A bipartisan group of area congressmen has sharply criticized the government's job placement efforts on behalf of laid-off federal workers, contending that job-hunting services have been haphazard and ineffective.

During two days of hearings that concluded yesterday, Virginia Republican Reps. Stanford E. Parris and Frank R. Wolf, Maryland Democratic Reps. Michael D. Barnes and Steny H. Hoyer and D.C. Del. Walter E. Fauntroy complained that the government has not been aggressive enough in finding new jobs for federal workers who have become the "innocent victims" of the Reagan administration's budget cuts and layoffs.

About 360,000 federal workers are based in the Washington area, and the five lawmakers, who represent a region that has been hit twice as hard by the layoffs as anyplace else, testified that they had received numerous complaints from constituents about faltering placement services.

Defending the government's placement programs yesterday, Donald J. Devine, director of the Office of Personnel Management, told the Manpower and Housing subcommittee of the House Committee on Government Operations that dislocations among federal workers had been far less than initially predicted and that those who lost their jobs received adequate placement assistance.

"I have no knowledge of any agency which has significant problems with out-placement," said Devine, who reported that agency and OPM programs had found new jobs for 7,756 former and current federal employes "who otherwise might have been unemployed."

But Parris, testifying Tuesday, said many personnel officials and out-placement coordinators in charge of job-hunting counseling are either too inexperienced or "more accustomed to hiring people than placing them in other jobs" to be of any real use to employes suffering through a reduction-in-force (RIF).

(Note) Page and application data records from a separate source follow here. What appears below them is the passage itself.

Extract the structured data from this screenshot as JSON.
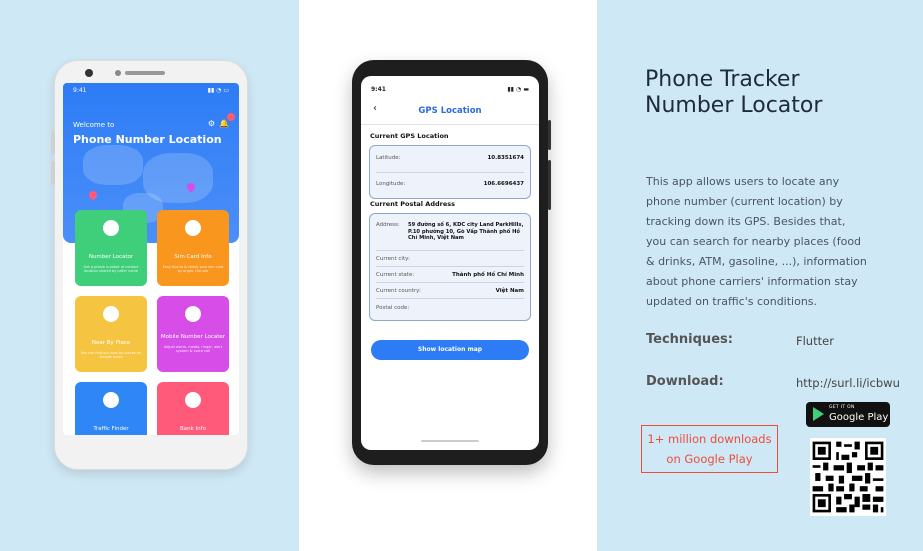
{
  "phone1": {
    "time": "9:41",
    "welcome": "Welcome to",
    "title": "Phone Number Location",
    "tiles": [
      {
        "title": "Number Locator",
        "desc": "Get a phone number of contact location shared by caller name",
        "color": "#3fcf7a"
      },
      {
        "title": "Sim Card Info",
        "desc": "Easy tips to & check your sim card by origin, the sim",
        "color": "#f8961e"
      },
      {
        "title": "Near By Place",
        "desc": "You can find out near by places on Google maps",
        "color": "#f5c542"
      },
      {
        "title": "Mobile Number Locater",
        "desc": "Adjust alarm, media, ringer, alert system & voice call",
        "color": "#d64de8"
      },
      {
        "title": "Traffic Finder",
        "desc": "",
        "color": "#2f86f6"
      },
      {
        "title": "Bank Info",
        "desc": "",
        "color": "#ff5a7a"
      }
    ]
  },
  "phone2": {
    "time": "9:41",
    "title": "GPS Location",
    "current_gps": "Current GPS  Location",
    "latitude_label": "Latitude:",
    "latitude_value": "10.8351674",
    "longitude_label": "Longitude:",
    "longitude_value": "106.6696437",
    "postal_title": "Current Postal Address",
    "address_label": "Address:",
    "address_value": "59 đường số 6, KDC city Land ParkHills, P.10 phường 10, Gò Vấp Thành phố Hồ Chí Minh, Việt Nam",
    "city_label": "Current city:",
    "city_value": "",
    "state_label": "Current state:",
    "state_value": "Thành phố Hồ Chí Minh",
    "country_label": "Current country:",
    "country_value": "Việt Nam",
    "postal_label": "Postal code:",
    "postal_value": "",
    "button": "Show location map"
  },
  "info": {
    "title_line1": "Phone Tracker",
    "title_line2": "Number Locator",
    "description": "This app allows users to locate any phone number (current location) by tracking down its GPS. Besides that, you can search for nearby places (food & drinks, ATM, gasoline, ...), information about phone carriers' information stay updated on traffic's conditions.",
    "techniques_label": "Techniques:",
    "techniques_value": "Flutter",
    "download_label": "Download:",
    "download_value": "http://surl.li/icbwu",
    "badge_line1": "1+ million downloads",
    "badge_line2": "on Google Play",
    "gplay_small": "GET IT ON",
    "gplay_big": "Google Play"
  }
}
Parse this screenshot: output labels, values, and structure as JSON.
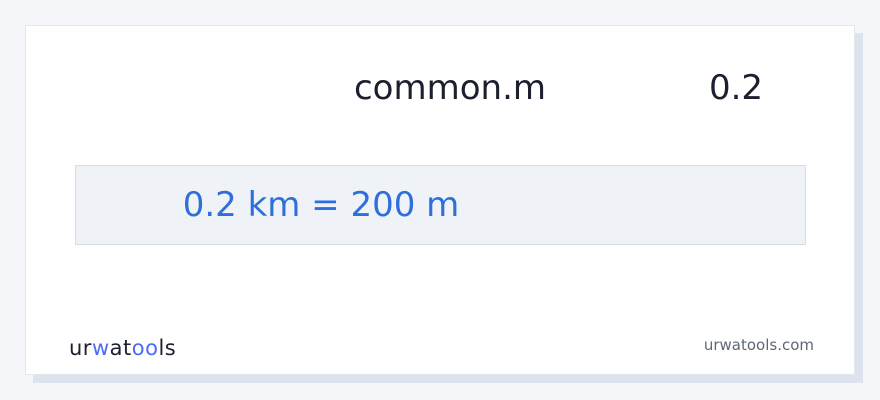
{
  "converter": {
    "unit_label": "common.m",
    "input_value": "0.2",
    "result": "0.2 km = 200 m"
  },
  "footer": {
    "logo_text": "urwatools",
    "site": "urwatools.com"
  },
  "colors": {
    "result_text": "#2f6fdb",
    "result_background": "#eff3f8",
    "logo_accent": "#4a6cf7",
    "text_dark": "#1b1f2e",
    "muted_text": "#5d6877"
  }
}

And Wolf, focusing on what he said was a lack of coordination in placement services, said longtime federal workers were being forced out one government door without knowing whether another might be open in government or the private sector.

"The right hand is not talking to the left hand," Wolf said. "They placement coordinators don't look across the hall or across the town, and that's happening in agency after agency."

The Federal Government Service Task Force, chaired by Barnes, reported in December that nearly 12,000 full- and part-time federal workers had been laid off in the previous 18 months--4,727 persons during fiscal 1981, and an additional 7,118 during the first quarter of fiscal 1982, which began Oct. 1.

Barnes said yesterday that women had borne 44.7 percent of the reported 3,411 layoffs among full-time workers and minorities had borne 34.7 percent, although they make up 33 percent and 23 percent, respectively, of the total federal workforce.

Subcommittee members, led by chairman Cardiss Collins (D-Ill.), yesterday questioned Devine about OPM's recent decision to reduce regional affirmative action staffs because of budget cuts. Devine said such programs could be better managed from Washington, but Barnes and others said the shift would hinder the collection of data to monitor such programs.

Raising an additional issue, Hoyer and Barnes argued that RIFfing federal workers is the wrong approach when attrition could accomplish the same government reductions with far less trauma.

Citing President Reagan's announced intention to cut 75,000 more workers from the government payroll, Hoyer said the normal yearly attrition rate of 10 percent (about 200,000 people) could easily meet this goal if handled properly. And Barnes said his task force hoped shortly to introduce legislative alternatives to RIFs.

On Tuesday, the Department of Justice in particular was singled out for criticism when two employes from its Justice System Improvement Act agencies charged it had wasted $1.2 million to fire 50 workers there while consistently rejecting union proposals to improve out-placement and establish a priority rehiring list for displaced workers. A Justice spokesman said the agency is readying a priority rehiring program, and Devine promised the subcommittee he would look into the allegations.

Although the Department of Defense has not been affected by current RIFs, it was held up as a model for placement services developed during earlier cutbacks. And yesterday Barnes praised the Department of Health and Human Service's Public Health Service branch in Rockville for finding other jobs for a l but 144 of 1,500 workers who faced dismissal.

One practice that did not win approval from the subcommittee is the government's habit of sending out general RIF notices to whole departments before specific dismissals have been decided. Dismissing Devine's defense that employes needed to be forewarned, Collins complained, "You place the fear of God into them in hopes they'll go and find employment elsewhere."